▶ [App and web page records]
* * * * * * *

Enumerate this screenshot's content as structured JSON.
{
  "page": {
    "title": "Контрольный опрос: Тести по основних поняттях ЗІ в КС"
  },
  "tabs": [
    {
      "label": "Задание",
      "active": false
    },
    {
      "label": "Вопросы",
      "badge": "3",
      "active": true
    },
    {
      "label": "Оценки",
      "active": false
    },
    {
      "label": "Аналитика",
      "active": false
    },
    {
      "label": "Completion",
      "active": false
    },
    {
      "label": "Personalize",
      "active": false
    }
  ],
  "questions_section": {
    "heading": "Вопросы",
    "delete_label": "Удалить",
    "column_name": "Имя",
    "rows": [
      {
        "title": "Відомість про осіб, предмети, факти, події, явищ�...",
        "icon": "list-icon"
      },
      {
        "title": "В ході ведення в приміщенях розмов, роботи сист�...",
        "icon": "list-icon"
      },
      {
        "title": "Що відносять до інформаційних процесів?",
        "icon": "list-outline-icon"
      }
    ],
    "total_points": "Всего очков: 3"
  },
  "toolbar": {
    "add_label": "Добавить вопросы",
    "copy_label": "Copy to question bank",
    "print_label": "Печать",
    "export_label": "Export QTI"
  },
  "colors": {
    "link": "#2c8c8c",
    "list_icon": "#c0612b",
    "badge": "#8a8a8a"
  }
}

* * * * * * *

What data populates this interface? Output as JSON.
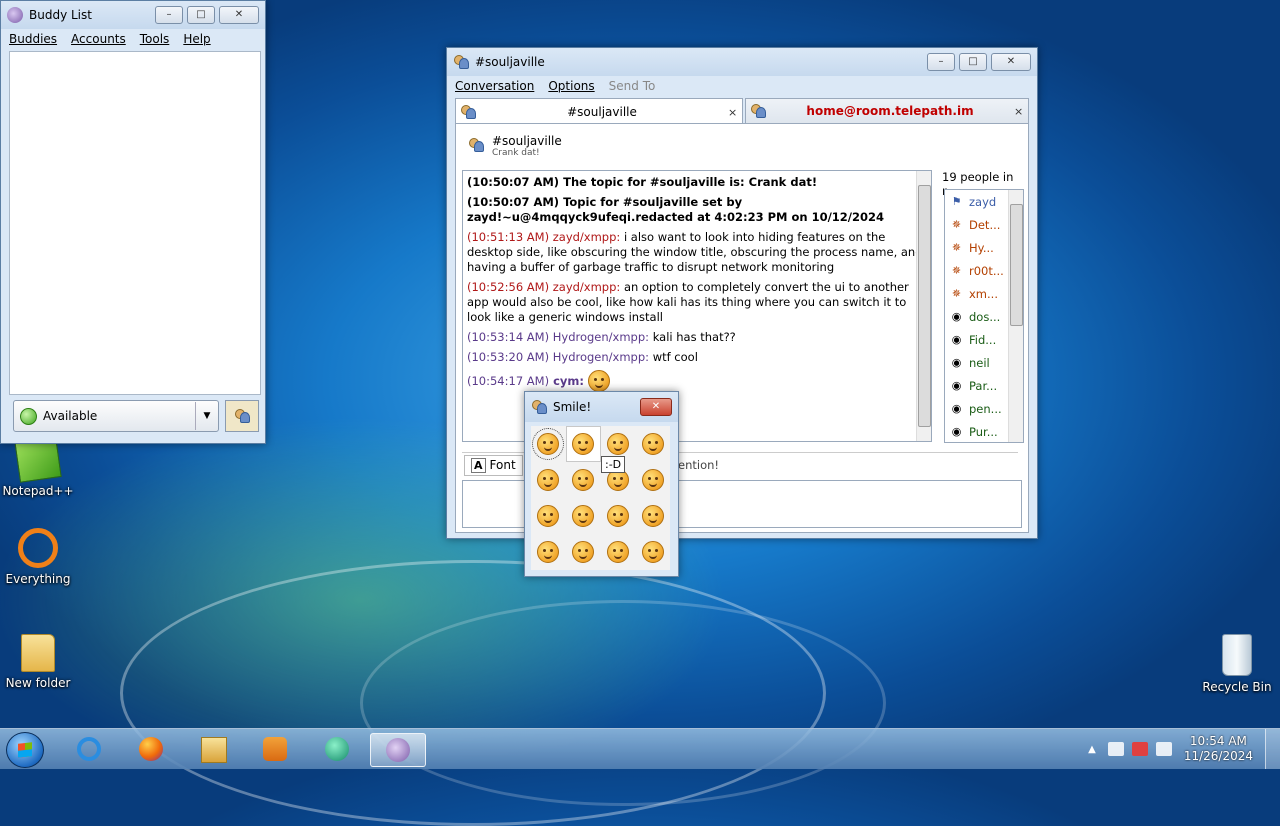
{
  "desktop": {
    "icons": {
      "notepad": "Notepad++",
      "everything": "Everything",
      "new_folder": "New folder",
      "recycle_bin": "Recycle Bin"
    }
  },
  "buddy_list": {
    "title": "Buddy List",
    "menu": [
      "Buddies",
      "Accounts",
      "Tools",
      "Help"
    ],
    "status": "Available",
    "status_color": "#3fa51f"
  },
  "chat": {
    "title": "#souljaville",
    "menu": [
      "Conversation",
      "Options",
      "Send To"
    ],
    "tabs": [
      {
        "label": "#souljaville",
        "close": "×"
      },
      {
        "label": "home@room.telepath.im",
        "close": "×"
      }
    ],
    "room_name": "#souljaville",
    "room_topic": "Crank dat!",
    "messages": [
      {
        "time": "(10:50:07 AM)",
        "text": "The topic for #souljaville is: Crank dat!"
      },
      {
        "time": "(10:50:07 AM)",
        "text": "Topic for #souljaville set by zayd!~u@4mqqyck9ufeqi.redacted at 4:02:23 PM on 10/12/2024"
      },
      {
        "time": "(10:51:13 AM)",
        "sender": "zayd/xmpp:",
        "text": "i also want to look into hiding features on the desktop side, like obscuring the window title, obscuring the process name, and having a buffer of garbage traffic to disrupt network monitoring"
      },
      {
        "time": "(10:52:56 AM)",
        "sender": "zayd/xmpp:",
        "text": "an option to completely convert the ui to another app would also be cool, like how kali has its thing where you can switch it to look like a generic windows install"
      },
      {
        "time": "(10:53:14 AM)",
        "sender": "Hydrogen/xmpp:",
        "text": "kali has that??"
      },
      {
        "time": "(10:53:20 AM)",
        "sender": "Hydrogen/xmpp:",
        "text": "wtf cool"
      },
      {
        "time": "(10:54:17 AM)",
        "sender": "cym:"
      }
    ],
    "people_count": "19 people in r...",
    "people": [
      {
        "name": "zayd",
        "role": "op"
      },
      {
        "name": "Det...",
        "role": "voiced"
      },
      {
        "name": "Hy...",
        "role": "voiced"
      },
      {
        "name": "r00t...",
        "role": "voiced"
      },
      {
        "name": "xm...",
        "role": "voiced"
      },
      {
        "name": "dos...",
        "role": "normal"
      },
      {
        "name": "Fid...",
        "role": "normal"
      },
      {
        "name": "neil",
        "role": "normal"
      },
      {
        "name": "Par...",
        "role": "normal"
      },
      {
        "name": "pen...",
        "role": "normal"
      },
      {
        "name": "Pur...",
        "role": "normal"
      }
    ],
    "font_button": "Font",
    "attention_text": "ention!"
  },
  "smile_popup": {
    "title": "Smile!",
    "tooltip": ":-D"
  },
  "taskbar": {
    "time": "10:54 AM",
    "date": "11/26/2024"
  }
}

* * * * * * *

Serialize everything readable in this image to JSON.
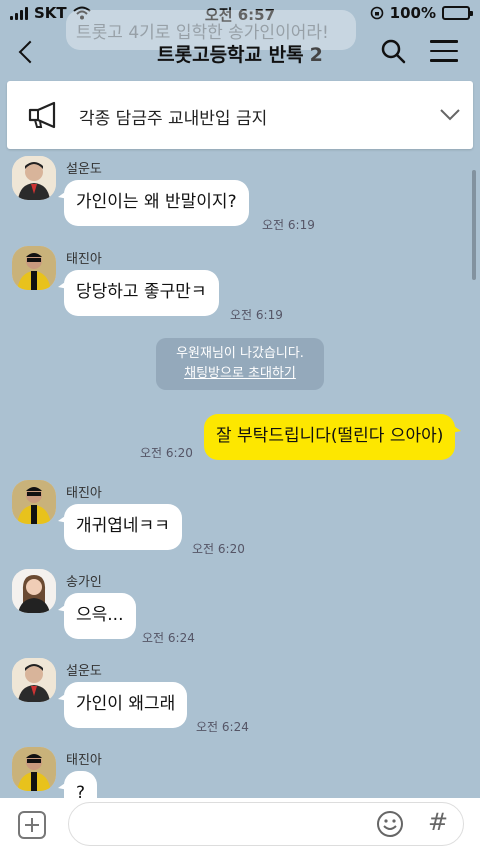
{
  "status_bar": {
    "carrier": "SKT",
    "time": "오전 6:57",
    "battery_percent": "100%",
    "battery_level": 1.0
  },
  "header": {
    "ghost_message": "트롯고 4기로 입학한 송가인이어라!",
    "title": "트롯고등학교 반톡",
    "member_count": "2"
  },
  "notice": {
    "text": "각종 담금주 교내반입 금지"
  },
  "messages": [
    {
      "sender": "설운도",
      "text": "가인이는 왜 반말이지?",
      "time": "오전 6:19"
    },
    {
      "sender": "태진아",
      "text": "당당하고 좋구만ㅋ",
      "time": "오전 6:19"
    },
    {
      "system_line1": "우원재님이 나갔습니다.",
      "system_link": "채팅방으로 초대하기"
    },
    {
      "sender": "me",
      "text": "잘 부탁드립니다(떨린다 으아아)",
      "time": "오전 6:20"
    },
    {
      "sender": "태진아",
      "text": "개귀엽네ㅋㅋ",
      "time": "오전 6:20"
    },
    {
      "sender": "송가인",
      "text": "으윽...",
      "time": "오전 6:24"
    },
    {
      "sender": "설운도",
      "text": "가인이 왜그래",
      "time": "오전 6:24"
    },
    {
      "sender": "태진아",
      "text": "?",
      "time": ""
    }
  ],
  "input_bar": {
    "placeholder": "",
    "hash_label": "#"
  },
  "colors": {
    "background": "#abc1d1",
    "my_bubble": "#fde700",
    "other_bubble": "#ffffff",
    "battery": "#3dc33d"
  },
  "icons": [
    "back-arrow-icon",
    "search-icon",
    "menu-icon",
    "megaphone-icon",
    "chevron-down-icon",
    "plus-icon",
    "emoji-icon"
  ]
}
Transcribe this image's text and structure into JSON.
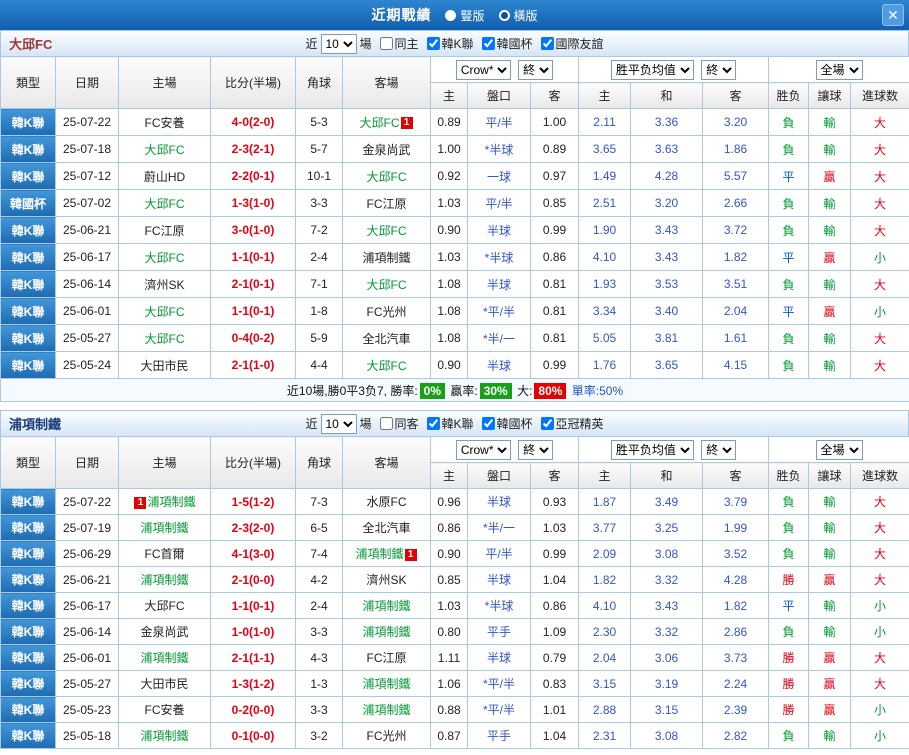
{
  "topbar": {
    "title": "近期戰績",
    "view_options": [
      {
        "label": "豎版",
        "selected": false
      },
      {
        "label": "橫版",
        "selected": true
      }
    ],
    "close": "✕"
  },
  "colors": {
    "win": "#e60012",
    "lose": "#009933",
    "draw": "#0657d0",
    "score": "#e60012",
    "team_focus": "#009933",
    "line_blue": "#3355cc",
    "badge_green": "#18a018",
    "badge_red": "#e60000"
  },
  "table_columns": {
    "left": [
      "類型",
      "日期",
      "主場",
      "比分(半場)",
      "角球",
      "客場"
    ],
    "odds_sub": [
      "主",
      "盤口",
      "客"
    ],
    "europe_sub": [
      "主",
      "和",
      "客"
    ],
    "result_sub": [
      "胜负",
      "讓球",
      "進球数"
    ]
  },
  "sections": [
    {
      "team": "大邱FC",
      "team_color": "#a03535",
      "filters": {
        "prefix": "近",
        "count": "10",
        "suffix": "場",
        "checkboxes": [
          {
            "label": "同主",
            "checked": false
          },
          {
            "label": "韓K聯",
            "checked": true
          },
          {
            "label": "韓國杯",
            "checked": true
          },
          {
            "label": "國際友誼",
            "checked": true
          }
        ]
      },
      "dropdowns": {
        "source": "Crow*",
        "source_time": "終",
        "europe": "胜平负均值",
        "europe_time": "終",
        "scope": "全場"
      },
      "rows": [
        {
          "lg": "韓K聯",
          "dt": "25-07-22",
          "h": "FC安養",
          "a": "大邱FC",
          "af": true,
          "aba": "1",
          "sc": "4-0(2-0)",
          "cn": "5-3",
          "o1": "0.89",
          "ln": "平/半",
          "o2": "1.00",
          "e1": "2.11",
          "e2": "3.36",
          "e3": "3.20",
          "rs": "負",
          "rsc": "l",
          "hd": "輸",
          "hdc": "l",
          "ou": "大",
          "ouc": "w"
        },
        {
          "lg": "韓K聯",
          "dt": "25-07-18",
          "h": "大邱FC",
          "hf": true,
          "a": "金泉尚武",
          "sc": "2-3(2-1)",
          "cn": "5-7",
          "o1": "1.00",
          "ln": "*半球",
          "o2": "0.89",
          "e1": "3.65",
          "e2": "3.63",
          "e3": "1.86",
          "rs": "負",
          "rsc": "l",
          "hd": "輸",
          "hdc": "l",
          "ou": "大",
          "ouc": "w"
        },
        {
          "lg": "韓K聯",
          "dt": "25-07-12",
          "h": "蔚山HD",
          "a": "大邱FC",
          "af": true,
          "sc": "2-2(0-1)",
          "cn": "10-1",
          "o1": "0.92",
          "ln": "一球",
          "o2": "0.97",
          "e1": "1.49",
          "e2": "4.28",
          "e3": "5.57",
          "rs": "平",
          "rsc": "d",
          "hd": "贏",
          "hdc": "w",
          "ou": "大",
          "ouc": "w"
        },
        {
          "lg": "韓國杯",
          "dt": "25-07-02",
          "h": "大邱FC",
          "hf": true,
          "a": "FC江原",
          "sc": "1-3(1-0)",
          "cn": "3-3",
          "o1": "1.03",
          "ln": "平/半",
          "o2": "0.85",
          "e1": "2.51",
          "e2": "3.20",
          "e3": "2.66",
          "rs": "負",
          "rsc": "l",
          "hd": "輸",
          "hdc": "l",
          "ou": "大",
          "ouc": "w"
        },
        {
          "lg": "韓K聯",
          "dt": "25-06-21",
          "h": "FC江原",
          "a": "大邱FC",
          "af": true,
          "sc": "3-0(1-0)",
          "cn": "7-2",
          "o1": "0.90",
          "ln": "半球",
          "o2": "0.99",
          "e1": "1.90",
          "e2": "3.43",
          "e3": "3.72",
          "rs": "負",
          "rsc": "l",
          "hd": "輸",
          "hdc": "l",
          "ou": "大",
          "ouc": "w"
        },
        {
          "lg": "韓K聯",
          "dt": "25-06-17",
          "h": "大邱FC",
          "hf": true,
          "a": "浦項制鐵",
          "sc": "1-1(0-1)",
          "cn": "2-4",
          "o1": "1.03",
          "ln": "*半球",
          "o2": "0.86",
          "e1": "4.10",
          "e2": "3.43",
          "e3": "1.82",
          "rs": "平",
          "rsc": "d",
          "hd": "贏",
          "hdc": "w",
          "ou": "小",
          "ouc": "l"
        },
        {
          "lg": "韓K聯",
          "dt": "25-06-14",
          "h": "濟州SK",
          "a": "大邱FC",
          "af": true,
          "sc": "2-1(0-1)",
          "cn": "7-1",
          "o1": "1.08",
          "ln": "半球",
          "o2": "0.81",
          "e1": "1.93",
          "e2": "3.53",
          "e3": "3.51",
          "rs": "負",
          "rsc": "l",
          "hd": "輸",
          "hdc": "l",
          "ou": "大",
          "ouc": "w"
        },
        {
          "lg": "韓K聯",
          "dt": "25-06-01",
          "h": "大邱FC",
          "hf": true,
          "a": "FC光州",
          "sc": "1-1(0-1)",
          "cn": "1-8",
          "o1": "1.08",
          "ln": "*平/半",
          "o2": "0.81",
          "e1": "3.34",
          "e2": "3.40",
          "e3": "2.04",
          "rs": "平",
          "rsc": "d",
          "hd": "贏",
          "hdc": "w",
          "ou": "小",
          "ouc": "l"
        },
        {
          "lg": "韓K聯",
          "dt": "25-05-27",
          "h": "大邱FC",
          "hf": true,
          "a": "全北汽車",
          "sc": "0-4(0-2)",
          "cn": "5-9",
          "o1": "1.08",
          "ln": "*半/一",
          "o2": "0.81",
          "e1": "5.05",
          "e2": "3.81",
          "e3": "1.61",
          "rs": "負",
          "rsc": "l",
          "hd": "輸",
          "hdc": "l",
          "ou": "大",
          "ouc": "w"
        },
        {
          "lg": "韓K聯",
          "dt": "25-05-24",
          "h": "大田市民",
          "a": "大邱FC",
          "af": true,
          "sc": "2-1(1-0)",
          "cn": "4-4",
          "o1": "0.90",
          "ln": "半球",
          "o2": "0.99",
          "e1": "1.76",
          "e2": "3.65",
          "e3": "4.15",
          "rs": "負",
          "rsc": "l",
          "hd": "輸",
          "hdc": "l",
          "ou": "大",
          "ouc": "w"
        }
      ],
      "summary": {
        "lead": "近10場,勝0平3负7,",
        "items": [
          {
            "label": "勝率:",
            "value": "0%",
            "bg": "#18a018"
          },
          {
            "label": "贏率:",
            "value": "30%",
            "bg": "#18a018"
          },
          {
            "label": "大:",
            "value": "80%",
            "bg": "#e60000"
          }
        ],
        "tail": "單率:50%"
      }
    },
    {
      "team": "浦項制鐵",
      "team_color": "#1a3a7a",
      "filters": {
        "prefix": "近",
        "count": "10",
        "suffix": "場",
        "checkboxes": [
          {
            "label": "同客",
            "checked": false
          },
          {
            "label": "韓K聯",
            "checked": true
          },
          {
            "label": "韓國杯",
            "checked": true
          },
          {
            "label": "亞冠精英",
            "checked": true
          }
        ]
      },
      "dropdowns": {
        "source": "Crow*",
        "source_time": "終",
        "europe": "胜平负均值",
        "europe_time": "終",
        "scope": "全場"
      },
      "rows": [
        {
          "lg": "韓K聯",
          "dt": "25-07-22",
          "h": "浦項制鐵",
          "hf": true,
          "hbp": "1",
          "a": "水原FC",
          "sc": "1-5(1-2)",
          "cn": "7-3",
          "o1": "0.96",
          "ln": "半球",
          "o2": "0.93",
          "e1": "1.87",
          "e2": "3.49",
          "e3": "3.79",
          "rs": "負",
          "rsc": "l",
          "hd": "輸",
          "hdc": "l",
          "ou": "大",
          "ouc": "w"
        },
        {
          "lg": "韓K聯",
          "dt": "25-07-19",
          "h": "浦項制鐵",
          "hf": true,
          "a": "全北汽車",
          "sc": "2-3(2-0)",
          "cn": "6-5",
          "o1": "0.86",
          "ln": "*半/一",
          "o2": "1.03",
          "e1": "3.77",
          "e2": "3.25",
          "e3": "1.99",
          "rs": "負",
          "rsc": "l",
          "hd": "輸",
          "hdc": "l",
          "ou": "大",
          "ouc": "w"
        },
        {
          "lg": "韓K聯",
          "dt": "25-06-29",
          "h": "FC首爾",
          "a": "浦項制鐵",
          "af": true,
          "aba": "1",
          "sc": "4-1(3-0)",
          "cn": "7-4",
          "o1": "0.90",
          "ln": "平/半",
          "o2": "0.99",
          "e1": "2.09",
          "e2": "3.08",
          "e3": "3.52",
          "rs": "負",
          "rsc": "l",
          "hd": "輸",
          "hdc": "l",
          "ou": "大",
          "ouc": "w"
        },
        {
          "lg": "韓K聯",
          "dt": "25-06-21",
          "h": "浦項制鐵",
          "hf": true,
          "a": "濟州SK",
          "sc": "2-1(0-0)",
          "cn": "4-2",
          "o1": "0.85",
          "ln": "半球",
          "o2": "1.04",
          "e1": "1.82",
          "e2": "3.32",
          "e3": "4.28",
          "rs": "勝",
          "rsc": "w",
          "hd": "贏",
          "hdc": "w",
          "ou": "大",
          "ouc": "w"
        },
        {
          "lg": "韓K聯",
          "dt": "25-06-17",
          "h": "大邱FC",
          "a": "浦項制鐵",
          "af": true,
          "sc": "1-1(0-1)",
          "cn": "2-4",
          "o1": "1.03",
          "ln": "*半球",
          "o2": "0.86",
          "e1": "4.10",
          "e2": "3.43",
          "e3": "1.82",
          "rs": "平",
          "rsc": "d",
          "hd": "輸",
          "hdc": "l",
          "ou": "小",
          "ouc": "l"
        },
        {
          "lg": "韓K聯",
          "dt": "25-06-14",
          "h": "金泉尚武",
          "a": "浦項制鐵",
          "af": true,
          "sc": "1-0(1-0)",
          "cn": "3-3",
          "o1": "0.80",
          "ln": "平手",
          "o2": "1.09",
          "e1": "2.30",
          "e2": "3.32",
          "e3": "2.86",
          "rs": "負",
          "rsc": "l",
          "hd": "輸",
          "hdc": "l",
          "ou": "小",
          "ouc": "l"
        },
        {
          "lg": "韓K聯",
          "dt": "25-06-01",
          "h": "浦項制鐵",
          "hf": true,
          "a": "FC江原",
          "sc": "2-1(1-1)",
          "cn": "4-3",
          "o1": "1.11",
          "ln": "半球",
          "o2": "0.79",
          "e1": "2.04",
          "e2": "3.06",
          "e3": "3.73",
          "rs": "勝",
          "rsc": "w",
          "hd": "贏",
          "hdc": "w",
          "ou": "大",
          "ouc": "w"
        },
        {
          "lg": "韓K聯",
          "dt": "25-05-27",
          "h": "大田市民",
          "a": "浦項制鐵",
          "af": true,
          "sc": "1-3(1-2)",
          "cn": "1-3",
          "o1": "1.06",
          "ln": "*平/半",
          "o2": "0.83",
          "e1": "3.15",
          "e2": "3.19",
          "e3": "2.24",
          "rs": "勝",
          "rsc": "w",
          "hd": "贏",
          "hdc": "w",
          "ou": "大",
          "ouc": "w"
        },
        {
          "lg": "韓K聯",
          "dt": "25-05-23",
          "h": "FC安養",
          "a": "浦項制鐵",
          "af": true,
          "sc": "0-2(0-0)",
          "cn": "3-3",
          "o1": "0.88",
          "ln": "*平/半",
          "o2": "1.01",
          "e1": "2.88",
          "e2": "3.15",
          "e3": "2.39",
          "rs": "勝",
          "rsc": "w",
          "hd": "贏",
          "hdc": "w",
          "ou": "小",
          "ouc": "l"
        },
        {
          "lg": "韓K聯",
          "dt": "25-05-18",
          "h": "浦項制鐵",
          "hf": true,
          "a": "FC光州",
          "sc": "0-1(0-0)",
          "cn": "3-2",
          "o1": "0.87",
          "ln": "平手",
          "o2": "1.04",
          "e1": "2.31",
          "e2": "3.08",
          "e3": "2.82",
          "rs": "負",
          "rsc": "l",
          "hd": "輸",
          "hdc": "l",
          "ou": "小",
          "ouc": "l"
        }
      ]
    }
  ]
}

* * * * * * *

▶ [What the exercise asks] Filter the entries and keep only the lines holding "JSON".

▶ [Written response]
Enumerate this screenshot's content as structured JSON.
What data populates this interface? Output as JSON.
Serialize everything readable in this image to JSON.
Transcribe this image's text and structure into JSON.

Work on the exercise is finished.